The next thing I do is remember what I was doing ten minutes before I sat down to meditate or do a regression. I might have been sitting here at my computer writing. Reading. Washing the dishes. Eating breakfast. Whatever. Just remember what it was briefly; you don’t need a photographic memory. You don’t have to remember every single detail. Just whatever it was you were doing a few minutes ago.
Next, remember what you were doing when you woke up this morning.
Next, remember what you did last night when you went to bed. Picture yourself taking your eyeglasses off and pulling the sheet over you. Remember what you had for dinner last night. Wasn’t it hot dogs?
Remember what you were doing two weeks ago. If it’s hard to remember something like that, then remember the last time you were at the dentist or the last time you did laundry. Picture yourself folding socks or driving to work.
The idea is to keep moving back in time and picturing the circumstances where you were. This is the same as for a childhood and a past life regression. Gradually, go back in time. For me, pinning the memories to events and to the places I’ve lived at are easier to do. Because I went to so many schools in childhood, I just pick a grade at random and remember something about it. Like, in the 8th grade, I lived in Ft. Leavenworth, Kansas. I remember the hills. I remember the trees. I remember walking to school. These things you are remembering do not have to be actual memories, they are snapshots in time that surface for you to place yourself in a backward continuum.
So, you just keep going back in time until you can’t remember anymore. Calmly, you say, “Take me back to what I need to look at.” In the case of a childhood regression it will be something that happened in your lifetime. In the case of a past life regression, it’s going to be in another lifetime.
And when you say, “Take me back to where I need to be” that’s when you wait patiently. The first time you do this, it might not work; then again, it might work just fine.
The process of entering a meditative calm mind takes a bit of getting used to. Is this good for just meditating, my inner self was keeping me safe and getting me the hell out of Dodge quickly. He also said I should continue to try doing the regressions. He also said to remember that everybody has happy moments in their lives. He said the death scenes were full of drama and emotion and attracted attention. On my journeys, I was drawn to them. He said to keep in mind and remember the happier moments because everybody has them.

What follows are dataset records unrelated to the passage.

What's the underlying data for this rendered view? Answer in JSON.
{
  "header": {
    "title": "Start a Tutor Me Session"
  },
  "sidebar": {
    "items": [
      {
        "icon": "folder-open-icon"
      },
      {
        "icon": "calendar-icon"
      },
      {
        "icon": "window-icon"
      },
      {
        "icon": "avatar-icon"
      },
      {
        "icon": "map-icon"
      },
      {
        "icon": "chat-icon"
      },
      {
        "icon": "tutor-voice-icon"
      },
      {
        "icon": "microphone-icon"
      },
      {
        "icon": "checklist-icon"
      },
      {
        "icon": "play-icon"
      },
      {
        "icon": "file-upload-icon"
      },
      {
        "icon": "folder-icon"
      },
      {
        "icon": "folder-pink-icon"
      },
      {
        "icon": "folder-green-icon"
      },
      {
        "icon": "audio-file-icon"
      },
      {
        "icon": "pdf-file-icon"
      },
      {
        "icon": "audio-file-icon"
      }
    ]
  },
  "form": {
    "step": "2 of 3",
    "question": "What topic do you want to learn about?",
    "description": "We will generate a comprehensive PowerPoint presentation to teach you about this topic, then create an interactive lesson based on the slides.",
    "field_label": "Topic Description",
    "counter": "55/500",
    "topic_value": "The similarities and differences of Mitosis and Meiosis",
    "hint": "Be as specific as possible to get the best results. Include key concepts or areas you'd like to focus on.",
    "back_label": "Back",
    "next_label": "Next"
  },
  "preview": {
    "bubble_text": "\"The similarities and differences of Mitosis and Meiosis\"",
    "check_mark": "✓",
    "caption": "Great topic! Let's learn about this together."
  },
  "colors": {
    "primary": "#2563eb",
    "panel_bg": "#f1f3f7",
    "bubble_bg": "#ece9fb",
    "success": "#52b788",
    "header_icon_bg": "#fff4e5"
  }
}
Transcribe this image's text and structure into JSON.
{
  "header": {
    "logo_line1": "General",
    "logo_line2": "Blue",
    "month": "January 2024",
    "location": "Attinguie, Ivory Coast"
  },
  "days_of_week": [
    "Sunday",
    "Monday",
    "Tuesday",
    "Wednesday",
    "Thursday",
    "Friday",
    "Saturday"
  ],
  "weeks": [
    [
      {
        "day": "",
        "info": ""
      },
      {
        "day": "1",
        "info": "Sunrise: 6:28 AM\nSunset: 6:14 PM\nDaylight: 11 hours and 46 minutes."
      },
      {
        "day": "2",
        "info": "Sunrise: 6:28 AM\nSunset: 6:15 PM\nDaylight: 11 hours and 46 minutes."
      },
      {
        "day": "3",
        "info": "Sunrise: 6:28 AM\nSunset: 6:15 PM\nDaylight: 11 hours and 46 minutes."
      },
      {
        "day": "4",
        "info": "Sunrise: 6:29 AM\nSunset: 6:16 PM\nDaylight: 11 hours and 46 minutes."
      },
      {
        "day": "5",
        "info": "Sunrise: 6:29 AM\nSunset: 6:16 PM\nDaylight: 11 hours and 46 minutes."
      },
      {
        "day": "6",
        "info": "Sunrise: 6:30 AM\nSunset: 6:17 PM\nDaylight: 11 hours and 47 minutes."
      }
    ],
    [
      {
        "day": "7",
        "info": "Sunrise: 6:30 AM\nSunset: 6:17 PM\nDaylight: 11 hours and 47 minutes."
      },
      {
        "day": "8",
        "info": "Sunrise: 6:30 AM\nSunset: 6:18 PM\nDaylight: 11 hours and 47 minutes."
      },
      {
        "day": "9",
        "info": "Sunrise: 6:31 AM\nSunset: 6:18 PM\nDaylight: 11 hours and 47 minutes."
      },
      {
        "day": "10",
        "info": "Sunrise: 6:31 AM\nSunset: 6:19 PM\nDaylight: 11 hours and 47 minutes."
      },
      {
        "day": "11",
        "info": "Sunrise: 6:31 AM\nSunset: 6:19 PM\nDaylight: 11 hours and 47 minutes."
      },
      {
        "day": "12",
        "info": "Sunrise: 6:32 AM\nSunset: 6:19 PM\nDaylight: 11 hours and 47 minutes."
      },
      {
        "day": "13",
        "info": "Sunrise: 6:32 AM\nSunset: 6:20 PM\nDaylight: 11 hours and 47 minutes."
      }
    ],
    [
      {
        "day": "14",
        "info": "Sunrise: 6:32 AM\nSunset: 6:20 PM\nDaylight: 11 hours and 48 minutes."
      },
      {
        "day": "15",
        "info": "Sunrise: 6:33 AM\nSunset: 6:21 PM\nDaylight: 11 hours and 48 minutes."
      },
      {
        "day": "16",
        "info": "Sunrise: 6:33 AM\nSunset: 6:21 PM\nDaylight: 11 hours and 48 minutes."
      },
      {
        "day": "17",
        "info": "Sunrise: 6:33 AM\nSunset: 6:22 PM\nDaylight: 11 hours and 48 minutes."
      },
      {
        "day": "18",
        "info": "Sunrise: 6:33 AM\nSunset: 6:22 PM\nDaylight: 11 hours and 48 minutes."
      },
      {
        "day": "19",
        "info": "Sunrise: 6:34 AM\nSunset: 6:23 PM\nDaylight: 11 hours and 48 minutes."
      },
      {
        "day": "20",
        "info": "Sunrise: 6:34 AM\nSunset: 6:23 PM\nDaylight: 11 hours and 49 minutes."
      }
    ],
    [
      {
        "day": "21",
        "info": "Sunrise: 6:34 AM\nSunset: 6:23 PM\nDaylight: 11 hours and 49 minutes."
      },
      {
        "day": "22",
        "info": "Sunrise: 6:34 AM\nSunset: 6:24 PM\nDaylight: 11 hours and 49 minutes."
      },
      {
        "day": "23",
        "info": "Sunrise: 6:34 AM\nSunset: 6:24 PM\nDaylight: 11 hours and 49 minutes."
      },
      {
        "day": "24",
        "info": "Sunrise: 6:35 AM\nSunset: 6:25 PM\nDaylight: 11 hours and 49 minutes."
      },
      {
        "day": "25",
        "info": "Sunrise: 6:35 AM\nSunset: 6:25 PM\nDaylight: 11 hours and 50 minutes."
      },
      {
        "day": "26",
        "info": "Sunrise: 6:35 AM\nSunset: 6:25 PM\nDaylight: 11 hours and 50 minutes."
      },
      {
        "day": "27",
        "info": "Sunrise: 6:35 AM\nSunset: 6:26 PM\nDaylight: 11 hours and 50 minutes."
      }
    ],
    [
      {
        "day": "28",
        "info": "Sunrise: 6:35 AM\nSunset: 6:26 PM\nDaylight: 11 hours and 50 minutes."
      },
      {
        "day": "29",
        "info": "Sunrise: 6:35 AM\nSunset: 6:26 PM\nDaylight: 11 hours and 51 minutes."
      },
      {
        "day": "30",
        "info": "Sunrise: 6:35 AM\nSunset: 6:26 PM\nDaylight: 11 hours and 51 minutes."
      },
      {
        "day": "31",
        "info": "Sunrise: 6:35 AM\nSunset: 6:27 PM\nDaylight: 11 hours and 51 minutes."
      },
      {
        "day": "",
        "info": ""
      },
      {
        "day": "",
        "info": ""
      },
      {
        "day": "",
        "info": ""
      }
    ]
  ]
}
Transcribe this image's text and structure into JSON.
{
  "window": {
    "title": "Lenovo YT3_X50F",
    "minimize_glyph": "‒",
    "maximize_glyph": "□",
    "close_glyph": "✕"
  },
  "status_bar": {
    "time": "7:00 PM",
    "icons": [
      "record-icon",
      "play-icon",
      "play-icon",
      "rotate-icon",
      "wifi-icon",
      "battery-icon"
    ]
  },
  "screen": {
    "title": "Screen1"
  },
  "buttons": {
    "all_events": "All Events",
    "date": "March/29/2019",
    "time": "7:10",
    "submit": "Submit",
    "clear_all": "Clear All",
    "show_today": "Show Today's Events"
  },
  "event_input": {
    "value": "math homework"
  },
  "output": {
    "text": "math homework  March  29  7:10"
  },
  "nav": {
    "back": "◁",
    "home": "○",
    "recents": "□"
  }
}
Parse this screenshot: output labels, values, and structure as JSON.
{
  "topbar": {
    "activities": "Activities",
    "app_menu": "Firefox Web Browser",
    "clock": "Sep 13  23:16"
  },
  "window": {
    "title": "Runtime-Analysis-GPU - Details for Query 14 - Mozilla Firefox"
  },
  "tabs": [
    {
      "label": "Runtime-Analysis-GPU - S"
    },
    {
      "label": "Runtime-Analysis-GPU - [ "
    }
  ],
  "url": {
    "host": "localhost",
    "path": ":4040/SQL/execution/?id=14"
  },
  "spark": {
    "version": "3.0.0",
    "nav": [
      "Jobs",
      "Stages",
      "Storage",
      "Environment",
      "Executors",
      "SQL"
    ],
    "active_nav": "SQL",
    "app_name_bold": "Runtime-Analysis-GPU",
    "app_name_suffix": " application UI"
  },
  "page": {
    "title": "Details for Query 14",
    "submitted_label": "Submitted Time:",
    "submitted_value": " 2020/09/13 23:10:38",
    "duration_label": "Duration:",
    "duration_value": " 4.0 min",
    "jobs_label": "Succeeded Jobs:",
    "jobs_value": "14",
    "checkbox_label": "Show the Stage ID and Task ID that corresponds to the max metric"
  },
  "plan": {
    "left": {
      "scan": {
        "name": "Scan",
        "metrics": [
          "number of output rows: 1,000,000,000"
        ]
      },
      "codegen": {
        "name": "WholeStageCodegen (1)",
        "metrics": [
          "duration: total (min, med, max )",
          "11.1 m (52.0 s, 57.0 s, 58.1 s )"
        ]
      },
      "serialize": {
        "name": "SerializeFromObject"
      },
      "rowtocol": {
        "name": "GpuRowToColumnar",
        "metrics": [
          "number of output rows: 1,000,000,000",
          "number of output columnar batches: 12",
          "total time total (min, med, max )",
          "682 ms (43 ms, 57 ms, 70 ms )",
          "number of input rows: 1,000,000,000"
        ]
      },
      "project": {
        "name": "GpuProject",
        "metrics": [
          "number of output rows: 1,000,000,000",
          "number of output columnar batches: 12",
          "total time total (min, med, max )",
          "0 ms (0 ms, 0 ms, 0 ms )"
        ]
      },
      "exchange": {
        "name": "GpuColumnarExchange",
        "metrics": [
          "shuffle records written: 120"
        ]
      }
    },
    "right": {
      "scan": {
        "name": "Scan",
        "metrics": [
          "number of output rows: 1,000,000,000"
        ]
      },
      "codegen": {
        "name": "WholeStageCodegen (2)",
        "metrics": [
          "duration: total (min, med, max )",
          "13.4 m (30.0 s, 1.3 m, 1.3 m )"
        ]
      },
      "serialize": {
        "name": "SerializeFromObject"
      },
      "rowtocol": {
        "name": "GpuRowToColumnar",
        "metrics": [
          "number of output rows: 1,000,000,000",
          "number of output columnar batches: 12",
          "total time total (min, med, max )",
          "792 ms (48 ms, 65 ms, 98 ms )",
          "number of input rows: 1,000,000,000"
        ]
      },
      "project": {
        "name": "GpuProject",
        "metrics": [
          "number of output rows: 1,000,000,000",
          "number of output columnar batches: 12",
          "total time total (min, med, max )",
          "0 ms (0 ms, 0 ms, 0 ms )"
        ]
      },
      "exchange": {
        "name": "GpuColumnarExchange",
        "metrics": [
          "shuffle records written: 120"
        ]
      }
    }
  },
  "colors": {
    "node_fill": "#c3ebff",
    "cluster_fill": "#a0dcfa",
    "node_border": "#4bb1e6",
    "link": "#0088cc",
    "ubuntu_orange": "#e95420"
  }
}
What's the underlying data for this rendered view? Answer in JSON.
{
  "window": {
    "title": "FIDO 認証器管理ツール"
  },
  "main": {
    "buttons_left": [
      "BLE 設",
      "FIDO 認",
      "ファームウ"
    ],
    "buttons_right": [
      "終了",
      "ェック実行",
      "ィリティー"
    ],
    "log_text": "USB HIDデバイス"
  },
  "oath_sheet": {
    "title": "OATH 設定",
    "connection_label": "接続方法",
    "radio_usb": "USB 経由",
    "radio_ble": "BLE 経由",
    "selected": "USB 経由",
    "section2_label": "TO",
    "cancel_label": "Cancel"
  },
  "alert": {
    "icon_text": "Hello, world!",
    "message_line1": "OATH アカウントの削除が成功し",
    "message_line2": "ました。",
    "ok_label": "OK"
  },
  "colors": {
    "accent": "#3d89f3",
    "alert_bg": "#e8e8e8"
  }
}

So, I took his advice, and my regressions became very interesting. It’s sort of like when you first learn to drive. The person behind the wheel, for the first time in their life, can’t spend their time looking out of the windows as the scenery rolls by. That’s when you inadvertently steer towards what you are looking at, and before you know it, you’ve crashed the car into somebody’s mailbox. With experience, the driving becomes safer.
So, lucid reading, lucid dreaming, and deliberate regressions, whether childhood or past life, are all somehow tied together.
Who knows? Maybe I will finally be able to read something in a lucid dream or in a meditative state. I’ll certainly tell you about it if I am ever able to learn how to do that. mediating or for doing past life or childhood regressions? No, this discipling of your attention creates a stronger focus for you that will enable you to apply yourself to all sorts of things like learning languages, cooking, or creating spreadsheets in Excel.
I can remember the first time I started doing past life regressions, I had not perfected the idea of a calm mind. I was also afraid of death at the time. I mean, who isn’t afraid to die? But the scenes I saw were those of me dying. I did not like it. Because I was channeling at the time, I asked my guide what was going on. He explained to me that because I was new to the idea of past life regressions and of me.
Thank you for reading.